Last week I read about one of the secrets of billionaire Warren Buffett’s success. He claims his secret is that he “just sits in the office and reads all day”. In fact, Buffett estimates that about 80% of his working hours are spent reading.
Buffett believes his brilliance is a direct result of reading and once urged someone to “read 500 pages like this every day. That’s how knowledge builds up, like compound interest.”
As I was sharing this piece of Buffett’s advice to a few of my friends, they asked me how many books I read a week. I started thinking about it and answered “about two to three books a week.”
The next question posed was “how do you find time to read?”
I quickly answered “discipline”. You just have to make time and discipline yourself to do it. But as I further pondered I realised that discipline required giving up many things.
Before we start to do something, we need to stop doing something else. If you want to get healthy, it’s a good idea to stop eating fatty foods before you start exercising. Discipline is as much about stopping as it is about doing. For me, to ensure I read a few books a week, I needed to stop watching TV, stop playing computer games and wasting time on unproductive activities. Discipline is a concept everyone is aware of, but few truly understand. The most successful people in life exert discipline on a daily basis.
It is critical to every living being and without it, the world around us would be in disarray. Restraint is a big part of discipline. Not giving into something you want is a sign of strength.
Right after the 2012 Olympics ended, I met up with Datuk Lee Chong Wei and Pandelela Rinong, the medal winners from Malaysia at the London Games. As they shared their journey to greatness, there were constant references to sacrifice, hard work and discipline.

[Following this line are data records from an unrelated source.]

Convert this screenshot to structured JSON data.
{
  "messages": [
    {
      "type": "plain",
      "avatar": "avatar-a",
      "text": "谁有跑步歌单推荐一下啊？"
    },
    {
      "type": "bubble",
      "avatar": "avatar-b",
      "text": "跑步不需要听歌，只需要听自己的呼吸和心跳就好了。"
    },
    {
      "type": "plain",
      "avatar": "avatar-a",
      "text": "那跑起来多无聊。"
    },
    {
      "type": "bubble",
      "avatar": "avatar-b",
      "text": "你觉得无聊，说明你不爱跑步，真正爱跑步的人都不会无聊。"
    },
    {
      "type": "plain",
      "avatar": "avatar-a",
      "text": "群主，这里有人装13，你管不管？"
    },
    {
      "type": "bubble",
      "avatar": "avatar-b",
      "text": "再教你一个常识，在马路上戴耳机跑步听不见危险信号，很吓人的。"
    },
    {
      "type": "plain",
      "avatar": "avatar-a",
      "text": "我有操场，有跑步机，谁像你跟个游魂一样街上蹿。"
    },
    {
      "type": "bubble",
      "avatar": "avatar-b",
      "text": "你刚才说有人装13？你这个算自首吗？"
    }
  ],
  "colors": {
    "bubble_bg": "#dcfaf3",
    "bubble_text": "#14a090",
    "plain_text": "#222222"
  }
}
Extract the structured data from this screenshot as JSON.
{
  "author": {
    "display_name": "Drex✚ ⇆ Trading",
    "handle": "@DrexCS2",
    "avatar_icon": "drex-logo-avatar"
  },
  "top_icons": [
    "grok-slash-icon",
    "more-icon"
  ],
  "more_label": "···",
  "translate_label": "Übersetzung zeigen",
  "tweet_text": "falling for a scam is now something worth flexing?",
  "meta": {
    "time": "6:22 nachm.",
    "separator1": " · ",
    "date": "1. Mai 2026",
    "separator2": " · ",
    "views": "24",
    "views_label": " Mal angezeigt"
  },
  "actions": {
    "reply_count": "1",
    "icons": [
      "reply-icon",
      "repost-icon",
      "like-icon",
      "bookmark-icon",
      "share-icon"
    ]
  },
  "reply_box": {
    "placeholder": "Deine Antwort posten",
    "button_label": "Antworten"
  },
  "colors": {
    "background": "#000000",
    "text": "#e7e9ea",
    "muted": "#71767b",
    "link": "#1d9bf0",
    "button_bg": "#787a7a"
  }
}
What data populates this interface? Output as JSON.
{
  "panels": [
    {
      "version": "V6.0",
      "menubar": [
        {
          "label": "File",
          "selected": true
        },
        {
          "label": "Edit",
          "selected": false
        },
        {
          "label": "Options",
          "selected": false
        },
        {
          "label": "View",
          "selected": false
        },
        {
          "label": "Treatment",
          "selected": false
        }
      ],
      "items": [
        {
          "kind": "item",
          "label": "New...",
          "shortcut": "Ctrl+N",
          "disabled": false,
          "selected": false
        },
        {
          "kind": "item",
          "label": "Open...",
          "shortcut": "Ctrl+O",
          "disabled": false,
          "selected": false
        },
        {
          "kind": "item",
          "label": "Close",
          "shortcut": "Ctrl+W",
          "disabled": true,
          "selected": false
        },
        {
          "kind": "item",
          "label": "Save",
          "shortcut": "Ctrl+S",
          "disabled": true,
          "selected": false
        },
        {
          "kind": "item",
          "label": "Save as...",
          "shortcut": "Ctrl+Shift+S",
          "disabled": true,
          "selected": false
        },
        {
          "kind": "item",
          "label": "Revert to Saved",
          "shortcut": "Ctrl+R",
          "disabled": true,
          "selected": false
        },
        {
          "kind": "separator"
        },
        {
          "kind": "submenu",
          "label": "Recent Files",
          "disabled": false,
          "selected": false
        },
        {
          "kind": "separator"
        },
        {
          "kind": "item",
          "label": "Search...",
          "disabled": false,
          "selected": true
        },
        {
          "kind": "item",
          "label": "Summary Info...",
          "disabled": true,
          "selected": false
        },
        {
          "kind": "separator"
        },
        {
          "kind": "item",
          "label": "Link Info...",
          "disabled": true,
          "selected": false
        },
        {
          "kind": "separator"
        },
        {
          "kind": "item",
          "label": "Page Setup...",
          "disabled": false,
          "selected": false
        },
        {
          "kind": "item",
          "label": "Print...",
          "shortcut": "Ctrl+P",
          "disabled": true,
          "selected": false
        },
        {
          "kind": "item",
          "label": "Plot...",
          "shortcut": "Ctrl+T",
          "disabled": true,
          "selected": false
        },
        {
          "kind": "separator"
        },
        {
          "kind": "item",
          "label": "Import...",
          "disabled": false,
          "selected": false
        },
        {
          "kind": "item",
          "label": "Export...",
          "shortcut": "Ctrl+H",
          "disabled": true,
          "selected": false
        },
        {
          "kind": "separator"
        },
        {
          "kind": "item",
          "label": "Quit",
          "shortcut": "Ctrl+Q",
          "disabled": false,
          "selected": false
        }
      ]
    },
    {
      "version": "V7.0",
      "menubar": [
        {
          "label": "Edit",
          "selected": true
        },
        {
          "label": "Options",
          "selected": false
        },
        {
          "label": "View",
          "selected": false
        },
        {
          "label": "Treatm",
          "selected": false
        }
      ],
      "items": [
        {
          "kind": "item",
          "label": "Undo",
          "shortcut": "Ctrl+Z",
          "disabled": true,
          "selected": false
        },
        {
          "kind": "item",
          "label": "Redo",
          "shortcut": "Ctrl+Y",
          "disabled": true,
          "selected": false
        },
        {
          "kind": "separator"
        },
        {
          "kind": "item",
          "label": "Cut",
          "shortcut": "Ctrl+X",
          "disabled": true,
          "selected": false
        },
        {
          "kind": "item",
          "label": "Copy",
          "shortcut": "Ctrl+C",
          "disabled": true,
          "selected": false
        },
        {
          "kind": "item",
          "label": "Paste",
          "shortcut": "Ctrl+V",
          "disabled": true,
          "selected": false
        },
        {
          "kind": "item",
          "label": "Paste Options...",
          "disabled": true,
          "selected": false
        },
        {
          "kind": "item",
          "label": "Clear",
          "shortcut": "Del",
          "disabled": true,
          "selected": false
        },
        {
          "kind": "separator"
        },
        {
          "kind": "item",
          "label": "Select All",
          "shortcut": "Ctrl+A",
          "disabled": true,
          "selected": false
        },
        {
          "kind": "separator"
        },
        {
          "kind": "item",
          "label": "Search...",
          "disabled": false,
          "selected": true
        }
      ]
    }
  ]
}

This "discipline" that both Lee and Rinong keep talking about is 'mental toughness'. Mental toughness is key to why they push themselves so hard in training and practice sessions. And why they continually force their body through painful agonising training sessions when all their friends were out 'having a good time.' Mental Toughness is what we term as delayed gratification.
Delayed gratification is the ability to suspend gain now to gain a greater and better reward in the future. This requires significant willpower. For most of us, our willpower to delay or suspend a reward now for a future bigger one seems to fail us more often than not. Why is that? The answer may lie in marshmellows!
Watch a video of my discussion with Dato Lee Chong Wei after he won his sliver medal at the London 2012 Olympics below: